-- DATA EXCERPTS follows --

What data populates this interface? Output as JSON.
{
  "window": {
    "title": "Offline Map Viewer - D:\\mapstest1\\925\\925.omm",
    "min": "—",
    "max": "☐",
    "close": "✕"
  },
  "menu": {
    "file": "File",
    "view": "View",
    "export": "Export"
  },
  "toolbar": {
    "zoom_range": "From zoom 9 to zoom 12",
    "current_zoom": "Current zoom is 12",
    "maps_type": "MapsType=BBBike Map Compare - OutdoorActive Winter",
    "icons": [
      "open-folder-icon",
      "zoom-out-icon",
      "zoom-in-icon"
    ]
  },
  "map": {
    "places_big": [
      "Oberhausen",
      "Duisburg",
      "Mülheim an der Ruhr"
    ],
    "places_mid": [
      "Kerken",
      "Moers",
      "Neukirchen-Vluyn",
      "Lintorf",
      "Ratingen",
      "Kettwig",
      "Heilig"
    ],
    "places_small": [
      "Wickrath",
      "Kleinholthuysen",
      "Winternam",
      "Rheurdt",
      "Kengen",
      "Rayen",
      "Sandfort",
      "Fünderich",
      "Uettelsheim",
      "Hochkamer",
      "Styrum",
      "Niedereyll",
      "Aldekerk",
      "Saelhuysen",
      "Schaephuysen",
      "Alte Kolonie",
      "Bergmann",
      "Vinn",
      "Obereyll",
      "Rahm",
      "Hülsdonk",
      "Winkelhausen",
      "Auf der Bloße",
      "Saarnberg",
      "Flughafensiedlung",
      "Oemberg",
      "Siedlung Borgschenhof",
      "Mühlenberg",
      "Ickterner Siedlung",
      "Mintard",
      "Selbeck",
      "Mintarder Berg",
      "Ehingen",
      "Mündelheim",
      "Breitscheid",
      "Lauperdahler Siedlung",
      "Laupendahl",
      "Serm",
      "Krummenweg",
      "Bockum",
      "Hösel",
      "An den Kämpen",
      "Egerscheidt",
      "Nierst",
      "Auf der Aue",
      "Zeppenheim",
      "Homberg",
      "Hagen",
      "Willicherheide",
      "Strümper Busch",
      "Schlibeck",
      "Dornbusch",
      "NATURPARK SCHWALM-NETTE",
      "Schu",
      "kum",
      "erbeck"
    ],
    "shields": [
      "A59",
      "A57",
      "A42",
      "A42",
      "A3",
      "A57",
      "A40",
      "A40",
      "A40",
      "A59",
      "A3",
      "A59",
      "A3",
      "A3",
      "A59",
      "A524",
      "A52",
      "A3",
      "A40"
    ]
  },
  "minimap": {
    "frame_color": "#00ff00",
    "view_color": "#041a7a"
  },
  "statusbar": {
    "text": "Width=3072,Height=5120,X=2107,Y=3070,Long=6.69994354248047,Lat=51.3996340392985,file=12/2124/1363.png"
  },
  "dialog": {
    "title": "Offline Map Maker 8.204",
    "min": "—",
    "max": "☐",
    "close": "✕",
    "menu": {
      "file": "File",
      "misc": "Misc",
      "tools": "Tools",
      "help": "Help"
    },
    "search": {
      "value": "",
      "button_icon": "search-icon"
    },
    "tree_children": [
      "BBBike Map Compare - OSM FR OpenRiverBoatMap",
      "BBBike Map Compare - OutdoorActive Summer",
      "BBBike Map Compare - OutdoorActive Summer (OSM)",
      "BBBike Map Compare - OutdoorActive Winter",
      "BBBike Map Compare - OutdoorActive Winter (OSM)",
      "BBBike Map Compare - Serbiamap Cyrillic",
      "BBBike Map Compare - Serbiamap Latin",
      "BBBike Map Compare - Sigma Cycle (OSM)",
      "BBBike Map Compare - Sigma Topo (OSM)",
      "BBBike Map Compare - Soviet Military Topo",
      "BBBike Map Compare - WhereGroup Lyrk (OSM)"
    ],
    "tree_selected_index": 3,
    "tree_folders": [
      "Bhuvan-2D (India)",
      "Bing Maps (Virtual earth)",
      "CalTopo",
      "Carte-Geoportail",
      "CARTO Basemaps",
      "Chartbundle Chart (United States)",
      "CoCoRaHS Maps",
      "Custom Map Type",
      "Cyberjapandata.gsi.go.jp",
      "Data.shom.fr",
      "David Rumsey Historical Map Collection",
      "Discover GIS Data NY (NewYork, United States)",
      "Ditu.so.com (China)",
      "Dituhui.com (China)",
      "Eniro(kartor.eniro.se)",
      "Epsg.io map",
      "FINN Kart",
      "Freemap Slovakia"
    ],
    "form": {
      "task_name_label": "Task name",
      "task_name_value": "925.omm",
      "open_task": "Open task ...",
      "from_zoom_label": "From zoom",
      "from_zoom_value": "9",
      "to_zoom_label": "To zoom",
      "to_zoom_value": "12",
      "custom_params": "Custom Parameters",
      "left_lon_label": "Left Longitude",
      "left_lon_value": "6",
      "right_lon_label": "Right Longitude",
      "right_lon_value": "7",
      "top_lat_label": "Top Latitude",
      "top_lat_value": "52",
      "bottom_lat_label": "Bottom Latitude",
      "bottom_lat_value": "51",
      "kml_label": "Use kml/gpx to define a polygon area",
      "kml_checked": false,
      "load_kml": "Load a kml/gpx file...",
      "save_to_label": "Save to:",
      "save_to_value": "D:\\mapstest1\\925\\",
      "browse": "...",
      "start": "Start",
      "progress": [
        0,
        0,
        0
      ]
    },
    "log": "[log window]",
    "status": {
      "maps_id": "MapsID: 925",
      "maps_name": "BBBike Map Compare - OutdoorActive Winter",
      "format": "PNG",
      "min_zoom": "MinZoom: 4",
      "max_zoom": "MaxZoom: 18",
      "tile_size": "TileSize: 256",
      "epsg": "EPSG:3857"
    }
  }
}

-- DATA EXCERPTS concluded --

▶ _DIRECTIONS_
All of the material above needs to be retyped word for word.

▶ _EXERCISE RESPONSE_
What data populates this interface? Output as JSON.
{
  "window": {
    "title": "Offline Map Viewer - D:\\mapstest1\\925\\925.omm",
    "min": "—",
    "max": "☐",
    "close": "✕"
  },
  "menu": {
    "file": "File",
    "view": "View",
    "export": "Export"
  },
  "toolbar": {
    "zoom_range": "From zoom 9 to zoom 12",
    "current_zoom": "Current zoom is 12",
    "maps_type": "MapsType=BBBike Map Compare - OutdoorActive Winter",
    "icons": [
      "open-folder-icon",
      "zoom-out-icon",
      "zoom-in-icon"
    ]
  },
  "map": {
    "places_big": [
      "Oberhausen",
      "Duisburg",
      "Mülheim an der Ruhr"
    ],
    "places_mid": [
      "Kerken",
      "Moers",
      "Neukirchen-Vluyn",
      "Lintorf",
      "Ratingen",
      "Kettwig",
      "Heilig"
    ],
    "places_small": [
      "Wickrath",
      "Kleinholthuysen",
      "Winternam",
      "Rheurdt",
      "Kengen",
      "Rayen",
      "Sandfort",
      "Fünderich",
      "Uettelsheim",
      "Hochkamer",
      "Styrum",
      "Niedereyll",
      "Aldekerk",
      "Saelhuysen",
      "Schaephuysen",
      "Alte Kolonie",
      "Bergmann",
      "Vinn",
      "Obereyll",
      "Rahm",
      "Hülsdonk",
      "Winkelhausen",
      "Auf der Bloße",
      "Saarnberg",
      "Flughafensiedlung",
      "Oemberg",
      "Siedlung Borgschenhof",
      "Mühlenberg",
      "Ickterner Siedlung",
      "Mintard",
      "Selbeck",
      "Mintarder Berg",
      "Ehingen",
      "Mündelheim",
      "Breitscheid",
      "Lauperdahler Siedlung",
      "Laupendahl",
      "Serm",
      "Krummenweg",
      "Bockum",
      "Hösel",
      "An den Kämpen",
      "Egerscheidt",
      "Nierst",
      "Auf der Aue",
      "Zeppenheim",
      "Homberg",
      "Hagen",
      "Willicherheide",
      "Strümper Busch",
      "Schlibeck",
      "Dornbusch",
      "NATURPARK SCHWALM-NETTE",
      "Schu",
      "kum",
      "erbeck"
    ],
    "shields": [
      "A59",
      "A57",
      "A42",
      "A42",
      "A3",
      "A57",
      "A40",
      "A40",
      "A40",
      "A59",
      "A3",
      "A59",
      "A3",
      "A3",
      "A59",
      "A524",
      "A52",
      "A3",
      "A40"
    ]
  },
  "minimap": {
    "frame_color": "#00ff00",
    "view_color": "#041a7a"
  },
  "statusbar": {
    "text": "Width=3072,Height=5120,X=2107,Y=3070,Long=6.69994354248047,Lat=51.3996340392985,file=12/2124/1363.png"
  },
  "dialog": {
    "title": "Offline Map Maker 8.204",
    "min": "—",
    "max": "☐",
    "close": "✕",
    "menu": {
      "file": "File",
      "misc": "Misc",
      "tools": "Tools",
      "help": "Help"
    },
    "search": {
      "value": "",
      "button_icon": "search-icon"
    },
    "tree_children": [
      "BBBike Map Compare - OSM FR OpenRiverBoatMap",
      "BBBike Map Compare - OutdoorActive Summer",
      "BBBike Map Compare - OutdoorActive Summer (OSM)",
      "BBBike Map Compare - OutdoorActive Winter",
      "BBBike Map Compare - OutdoorActive Winter (OSM)",
      "BBBike Map Compare - Serbiamap Cyrillic",
      "BBBike Map Compare - Serbiamap Latin",
      "BBBike Map Compare - Sigma Cycle (OSM)",
      "BBBike Map Compare - Sigma Topo (OSM)",
      "BBBike Map Compare - Soviet Military Topo",
      "BBBike Map Compare - WhereGroup Lyrk (OSM)"
    ],
    "tree_selected_index": 3,
    "tree_folders": [
      "Bhuvan-2D (India)",
      "Bing Maps (Virtual earth)",
      "CalTopo",
      "Carte-Geoportail",
      "CARTO Basemaps",
      "Chartbundle Chart (United States)",
      "CoCoRaHS Maps",
      "Custom Map Type",
      "Cyberjapandata.gsi.go.jp",
      "Data.shom.fr",
      "David Rumsey Historical Map Collection",
      "Discover GIS Data NY (NewYork, United States)",
      "Ditu.so.com (China)",
      "Dituhui.com (China)",
      "Eniro(kartor.eniro.se)",
      "Epsg.io map",
      "FINN Kart",
      "Freemap Slovakia"
    ],
    "form": {
      "task_name_label": "Task name",
      "task_name_value": "925.omm",
      "open_task": "Open task ...",
      "from_zoom_label": "From zoom",
      "from_zoom_value": "9",
      "to_zoom_label": "To zoom",
      "to_zoom_value": "12",
      "custom_params": "Custom Parameters",
      "left_lon_label": "Left Longitude",
      "left_lon_value": "6",
      "right_lon_label": "Right Longitude",
      "right_lon_value": "7",
      "top_lat_label": "Top Latitude",
      "top_lat_value": "52",
      "bottom_lat_label": "Bottom Latitude",
      "bottom_lat_value": "51",
      "kml_label": "Use kml/gpx to define a polygon area",
      "kml_checked": false,
      "load_kml": "Load a kml/gpx file...",
      "save_to_label": "Save to:",
      "save_to_value": "D:\\mapstest1\\925\\",
      "browse": "...",
      "start": "Start",
      "progress": [
        0,
        0,
        0
      ]
    },
    "log": "[log window]",
    "status": {
      "maps_id": "MapsID: 925",
      "maps_name": "BBBike Map Compare - OutdoorActive Winter",
      "format": "PNG",
      "min_zoom": "MinZoom: 4",
      "max_zoom": "MaxZoom: 18",
      "tile_size": "TileSize: 256",
      "epsg": "EPSG:3857"
    }
  }
}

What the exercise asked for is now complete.